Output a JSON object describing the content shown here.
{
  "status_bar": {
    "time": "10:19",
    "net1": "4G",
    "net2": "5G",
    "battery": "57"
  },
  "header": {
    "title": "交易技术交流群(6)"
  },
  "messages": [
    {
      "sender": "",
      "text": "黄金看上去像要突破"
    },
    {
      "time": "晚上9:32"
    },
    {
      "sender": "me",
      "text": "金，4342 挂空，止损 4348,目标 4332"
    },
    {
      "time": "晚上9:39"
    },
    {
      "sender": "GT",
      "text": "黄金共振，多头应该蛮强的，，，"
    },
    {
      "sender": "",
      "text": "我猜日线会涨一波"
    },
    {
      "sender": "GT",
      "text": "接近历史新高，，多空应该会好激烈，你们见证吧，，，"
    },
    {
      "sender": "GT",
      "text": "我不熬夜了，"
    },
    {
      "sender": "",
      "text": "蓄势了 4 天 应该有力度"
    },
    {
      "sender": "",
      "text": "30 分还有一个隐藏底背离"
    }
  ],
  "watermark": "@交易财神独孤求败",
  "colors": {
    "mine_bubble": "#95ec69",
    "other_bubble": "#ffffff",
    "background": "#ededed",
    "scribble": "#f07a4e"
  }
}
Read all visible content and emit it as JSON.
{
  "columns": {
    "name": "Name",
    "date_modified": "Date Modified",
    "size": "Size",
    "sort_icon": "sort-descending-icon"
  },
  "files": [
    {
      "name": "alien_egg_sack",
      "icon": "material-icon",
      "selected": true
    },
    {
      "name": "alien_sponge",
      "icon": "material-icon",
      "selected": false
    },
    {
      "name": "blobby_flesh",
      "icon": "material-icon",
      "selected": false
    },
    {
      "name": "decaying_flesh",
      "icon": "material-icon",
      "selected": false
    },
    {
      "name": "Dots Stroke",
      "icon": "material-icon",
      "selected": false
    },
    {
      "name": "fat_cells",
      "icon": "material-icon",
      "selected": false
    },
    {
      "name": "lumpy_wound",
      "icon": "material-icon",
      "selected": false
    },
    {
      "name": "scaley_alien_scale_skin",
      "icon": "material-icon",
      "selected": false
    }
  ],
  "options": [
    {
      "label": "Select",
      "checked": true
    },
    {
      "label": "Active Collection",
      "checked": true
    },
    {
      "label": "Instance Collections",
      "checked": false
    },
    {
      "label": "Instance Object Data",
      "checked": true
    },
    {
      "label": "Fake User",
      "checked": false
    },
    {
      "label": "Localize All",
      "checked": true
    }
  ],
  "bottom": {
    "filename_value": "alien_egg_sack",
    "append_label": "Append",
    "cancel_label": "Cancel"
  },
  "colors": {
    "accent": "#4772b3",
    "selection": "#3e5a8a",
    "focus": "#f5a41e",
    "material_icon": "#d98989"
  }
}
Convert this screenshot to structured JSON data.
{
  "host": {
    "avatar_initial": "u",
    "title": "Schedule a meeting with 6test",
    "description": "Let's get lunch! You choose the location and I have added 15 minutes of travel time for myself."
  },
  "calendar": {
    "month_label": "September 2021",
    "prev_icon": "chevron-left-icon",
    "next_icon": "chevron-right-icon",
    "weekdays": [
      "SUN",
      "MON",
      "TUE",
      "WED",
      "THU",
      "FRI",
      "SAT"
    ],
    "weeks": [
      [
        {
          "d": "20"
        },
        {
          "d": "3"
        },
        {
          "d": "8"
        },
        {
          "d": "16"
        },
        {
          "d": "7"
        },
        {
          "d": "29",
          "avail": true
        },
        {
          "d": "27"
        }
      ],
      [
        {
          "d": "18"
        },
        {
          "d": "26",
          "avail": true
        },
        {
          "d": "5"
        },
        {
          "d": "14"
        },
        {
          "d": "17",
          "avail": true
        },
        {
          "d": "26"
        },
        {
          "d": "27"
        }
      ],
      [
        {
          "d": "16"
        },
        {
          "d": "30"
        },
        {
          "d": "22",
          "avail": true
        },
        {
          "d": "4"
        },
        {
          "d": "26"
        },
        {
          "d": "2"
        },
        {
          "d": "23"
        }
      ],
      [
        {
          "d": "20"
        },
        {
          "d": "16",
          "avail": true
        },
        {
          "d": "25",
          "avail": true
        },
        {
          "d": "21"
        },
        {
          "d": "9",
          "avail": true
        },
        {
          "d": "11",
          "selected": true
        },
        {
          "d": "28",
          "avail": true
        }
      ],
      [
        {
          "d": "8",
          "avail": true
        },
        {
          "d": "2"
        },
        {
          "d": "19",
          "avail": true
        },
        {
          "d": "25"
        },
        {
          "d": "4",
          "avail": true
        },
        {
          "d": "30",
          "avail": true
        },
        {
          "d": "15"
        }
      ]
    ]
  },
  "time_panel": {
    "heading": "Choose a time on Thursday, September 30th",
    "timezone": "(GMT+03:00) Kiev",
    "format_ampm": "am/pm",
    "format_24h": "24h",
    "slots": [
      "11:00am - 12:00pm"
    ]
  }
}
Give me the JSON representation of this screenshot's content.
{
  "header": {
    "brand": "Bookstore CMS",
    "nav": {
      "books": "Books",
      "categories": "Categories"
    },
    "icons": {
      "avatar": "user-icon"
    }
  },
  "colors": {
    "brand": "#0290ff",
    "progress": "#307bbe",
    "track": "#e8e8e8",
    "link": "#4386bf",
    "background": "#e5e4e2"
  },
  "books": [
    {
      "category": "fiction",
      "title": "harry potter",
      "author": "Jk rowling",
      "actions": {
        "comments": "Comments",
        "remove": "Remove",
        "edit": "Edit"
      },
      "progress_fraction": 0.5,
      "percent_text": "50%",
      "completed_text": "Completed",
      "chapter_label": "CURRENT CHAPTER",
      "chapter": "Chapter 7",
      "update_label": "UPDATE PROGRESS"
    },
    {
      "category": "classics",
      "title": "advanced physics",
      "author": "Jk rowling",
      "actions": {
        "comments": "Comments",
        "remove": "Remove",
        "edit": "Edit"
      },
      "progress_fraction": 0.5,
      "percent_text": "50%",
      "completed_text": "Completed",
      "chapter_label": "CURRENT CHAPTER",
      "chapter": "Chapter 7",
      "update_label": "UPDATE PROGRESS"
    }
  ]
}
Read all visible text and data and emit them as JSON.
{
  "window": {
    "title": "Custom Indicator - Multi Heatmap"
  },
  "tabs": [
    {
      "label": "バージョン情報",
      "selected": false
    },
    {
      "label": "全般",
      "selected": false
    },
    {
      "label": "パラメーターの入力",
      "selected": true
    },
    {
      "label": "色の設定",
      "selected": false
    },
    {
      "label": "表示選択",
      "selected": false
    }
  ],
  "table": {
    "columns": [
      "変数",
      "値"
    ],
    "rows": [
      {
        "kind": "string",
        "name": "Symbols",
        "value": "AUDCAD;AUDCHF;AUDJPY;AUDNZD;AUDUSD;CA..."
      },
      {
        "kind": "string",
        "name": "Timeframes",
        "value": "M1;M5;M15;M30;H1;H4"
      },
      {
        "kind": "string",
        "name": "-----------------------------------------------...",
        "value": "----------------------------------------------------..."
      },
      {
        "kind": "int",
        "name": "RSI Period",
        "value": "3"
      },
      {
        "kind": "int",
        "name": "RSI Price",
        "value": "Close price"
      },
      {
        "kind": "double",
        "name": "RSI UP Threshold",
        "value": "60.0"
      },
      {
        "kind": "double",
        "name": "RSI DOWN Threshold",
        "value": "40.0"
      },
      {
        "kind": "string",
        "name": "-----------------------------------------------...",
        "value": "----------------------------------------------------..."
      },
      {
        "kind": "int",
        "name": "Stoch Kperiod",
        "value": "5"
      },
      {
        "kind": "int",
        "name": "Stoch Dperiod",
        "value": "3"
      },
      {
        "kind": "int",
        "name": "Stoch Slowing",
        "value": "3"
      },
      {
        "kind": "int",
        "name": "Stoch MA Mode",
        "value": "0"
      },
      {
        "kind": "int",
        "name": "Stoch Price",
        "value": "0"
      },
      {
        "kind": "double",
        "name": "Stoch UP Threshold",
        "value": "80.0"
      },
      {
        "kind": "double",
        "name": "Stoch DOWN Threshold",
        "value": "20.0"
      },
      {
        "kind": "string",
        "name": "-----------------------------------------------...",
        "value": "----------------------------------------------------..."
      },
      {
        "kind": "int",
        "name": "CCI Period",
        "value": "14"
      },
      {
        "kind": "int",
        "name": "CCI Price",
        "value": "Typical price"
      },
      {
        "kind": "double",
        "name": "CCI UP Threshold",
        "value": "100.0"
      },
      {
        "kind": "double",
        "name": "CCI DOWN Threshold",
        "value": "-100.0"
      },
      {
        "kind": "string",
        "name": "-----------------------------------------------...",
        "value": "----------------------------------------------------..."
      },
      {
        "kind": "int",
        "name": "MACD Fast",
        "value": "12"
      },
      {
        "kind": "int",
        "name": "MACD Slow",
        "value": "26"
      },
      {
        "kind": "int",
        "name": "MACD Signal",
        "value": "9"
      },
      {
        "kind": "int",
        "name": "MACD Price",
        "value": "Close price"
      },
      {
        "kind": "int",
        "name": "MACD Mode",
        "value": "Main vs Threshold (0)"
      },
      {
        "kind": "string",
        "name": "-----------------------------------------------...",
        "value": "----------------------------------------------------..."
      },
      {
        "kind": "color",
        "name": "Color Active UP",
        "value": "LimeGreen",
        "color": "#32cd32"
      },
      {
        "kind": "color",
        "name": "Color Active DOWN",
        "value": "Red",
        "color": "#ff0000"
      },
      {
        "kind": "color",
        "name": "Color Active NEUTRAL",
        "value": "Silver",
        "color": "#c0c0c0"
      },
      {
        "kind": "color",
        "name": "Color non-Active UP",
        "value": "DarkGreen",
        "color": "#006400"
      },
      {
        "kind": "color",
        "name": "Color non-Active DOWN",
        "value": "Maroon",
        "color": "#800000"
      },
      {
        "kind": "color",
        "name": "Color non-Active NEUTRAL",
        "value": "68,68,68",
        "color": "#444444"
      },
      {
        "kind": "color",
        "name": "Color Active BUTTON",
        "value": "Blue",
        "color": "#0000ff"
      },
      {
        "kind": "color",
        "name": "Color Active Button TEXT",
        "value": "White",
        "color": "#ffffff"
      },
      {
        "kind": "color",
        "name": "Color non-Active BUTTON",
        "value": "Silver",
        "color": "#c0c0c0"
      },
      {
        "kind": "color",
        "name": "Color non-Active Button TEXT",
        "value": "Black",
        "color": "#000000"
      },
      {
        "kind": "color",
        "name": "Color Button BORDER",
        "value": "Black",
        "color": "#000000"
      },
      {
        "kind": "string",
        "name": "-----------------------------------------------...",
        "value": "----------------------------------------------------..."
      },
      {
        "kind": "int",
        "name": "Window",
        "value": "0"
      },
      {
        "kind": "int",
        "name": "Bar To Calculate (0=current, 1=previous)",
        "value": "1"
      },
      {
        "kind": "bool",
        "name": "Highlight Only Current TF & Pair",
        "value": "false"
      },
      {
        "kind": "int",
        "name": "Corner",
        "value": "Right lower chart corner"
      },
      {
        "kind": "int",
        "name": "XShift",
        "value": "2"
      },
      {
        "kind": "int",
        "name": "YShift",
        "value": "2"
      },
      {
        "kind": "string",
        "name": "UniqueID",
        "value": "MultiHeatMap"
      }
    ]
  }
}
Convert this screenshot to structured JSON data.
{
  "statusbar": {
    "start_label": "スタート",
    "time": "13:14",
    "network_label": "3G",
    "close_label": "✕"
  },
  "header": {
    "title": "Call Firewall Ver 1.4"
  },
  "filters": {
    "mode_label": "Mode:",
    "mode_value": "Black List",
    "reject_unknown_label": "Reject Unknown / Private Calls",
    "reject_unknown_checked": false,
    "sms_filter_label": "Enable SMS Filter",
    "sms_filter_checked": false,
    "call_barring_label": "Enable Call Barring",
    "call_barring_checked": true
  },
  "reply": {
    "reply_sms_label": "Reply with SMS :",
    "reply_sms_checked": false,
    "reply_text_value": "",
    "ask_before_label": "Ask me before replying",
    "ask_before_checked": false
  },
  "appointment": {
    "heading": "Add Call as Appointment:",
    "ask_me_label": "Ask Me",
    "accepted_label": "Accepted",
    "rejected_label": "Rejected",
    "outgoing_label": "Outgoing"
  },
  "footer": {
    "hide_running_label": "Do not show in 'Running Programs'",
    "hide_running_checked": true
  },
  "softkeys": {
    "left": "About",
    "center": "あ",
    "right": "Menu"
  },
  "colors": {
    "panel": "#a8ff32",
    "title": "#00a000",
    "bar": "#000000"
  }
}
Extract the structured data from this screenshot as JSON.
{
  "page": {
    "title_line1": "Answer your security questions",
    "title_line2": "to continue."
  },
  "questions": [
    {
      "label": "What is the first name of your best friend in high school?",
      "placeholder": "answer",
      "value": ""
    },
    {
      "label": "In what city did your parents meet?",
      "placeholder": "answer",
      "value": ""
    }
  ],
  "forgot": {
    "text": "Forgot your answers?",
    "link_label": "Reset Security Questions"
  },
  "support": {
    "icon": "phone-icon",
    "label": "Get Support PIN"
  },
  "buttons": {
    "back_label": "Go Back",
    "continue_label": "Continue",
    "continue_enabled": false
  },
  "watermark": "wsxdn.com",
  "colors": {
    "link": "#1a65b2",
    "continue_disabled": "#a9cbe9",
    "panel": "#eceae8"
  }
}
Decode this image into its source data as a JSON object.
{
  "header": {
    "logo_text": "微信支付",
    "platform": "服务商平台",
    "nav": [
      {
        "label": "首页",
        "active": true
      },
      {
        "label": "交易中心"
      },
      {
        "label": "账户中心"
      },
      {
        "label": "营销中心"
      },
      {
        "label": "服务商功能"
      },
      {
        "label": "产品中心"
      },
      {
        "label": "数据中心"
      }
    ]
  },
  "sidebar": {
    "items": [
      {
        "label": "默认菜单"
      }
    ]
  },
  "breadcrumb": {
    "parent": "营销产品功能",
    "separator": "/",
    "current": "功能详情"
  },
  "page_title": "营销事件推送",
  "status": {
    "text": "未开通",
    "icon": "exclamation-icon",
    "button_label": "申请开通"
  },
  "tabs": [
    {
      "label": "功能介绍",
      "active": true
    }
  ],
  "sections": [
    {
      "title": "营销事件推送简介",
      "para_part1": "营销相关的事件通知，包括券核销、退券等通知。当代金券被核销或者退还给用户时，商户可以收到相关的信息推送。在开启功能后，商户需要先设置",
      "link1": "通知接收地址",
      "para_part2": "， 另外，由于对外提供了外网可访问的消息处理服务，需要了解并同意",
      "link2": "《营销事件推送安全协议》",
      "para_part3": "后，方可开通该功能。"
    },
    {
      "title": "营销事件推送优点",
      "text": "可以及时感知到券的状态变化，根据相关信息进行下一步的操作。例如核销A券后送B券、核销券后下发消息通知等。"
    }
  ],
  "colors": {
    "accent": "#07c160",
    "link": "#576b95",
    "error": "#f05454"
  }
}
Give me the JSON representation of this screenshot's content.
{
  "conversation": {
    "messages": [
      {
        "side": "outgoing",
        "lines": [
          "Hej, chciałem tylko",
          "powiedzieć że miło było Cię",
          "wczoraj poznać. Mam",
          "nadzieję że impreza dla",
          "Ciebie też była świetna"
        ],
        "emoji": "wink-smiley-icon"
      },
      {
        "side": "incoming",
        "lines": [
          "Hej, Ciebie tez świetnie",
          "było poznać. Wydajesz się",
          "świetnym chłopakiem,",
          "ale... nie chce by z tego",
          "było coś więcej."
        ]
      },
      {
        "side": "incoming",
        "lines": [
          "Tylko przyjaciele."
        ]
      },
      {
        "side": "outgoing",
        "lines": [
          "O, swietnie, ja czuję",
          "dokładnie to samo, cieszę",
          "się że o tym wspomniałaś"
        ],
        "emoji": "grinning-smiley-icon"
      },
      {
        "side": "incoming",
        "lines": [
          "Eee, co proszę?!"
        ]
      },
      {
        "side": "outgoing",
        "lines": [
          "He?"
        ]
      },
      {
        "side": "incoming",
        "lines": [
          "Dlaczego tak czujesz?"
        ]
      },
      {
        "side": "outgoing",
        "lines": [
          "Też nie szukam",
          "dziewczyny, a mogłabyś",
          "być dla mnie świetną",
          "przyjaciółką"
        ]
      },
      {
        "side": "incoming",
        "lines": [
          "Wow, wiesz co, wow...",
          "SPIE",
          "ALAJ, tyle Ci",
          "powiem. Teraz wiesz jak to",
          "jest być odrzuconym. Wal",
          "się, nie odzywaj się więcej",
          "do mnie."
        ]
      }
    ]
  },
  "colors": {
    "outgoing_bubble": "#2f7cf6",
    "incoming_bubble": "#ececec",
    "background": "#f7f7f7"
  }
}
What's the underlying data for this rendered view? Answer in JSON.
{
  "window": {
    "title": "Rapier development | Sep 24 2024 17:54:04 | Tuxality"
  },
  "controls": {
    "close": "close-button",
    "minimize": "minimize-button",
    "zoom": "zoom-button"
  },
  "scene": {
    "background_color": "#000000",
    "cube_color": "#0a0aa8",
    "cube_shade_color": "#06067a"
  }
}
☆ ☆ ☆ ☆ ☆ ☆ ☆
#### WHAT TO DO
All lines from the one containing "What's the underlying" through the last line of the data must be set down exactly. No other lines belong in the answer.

#### ANSWER SPACE
What's the underlying data for this rendered view? Answer in JSON.
{
  "window": {
    "title": "Rapier development | Sep 24 2024 17:54:04 | Tuxality"
  },
  "controls": {
    "close": "close-button",
    "minimize": "minimize-button",
    "zoom": "zoom-button"
  },
  "scene": {
    "background_color": "#000000",
    "cube_color": "#0a0aa8",
    "cube_shade_color": "#06067a"
  }
}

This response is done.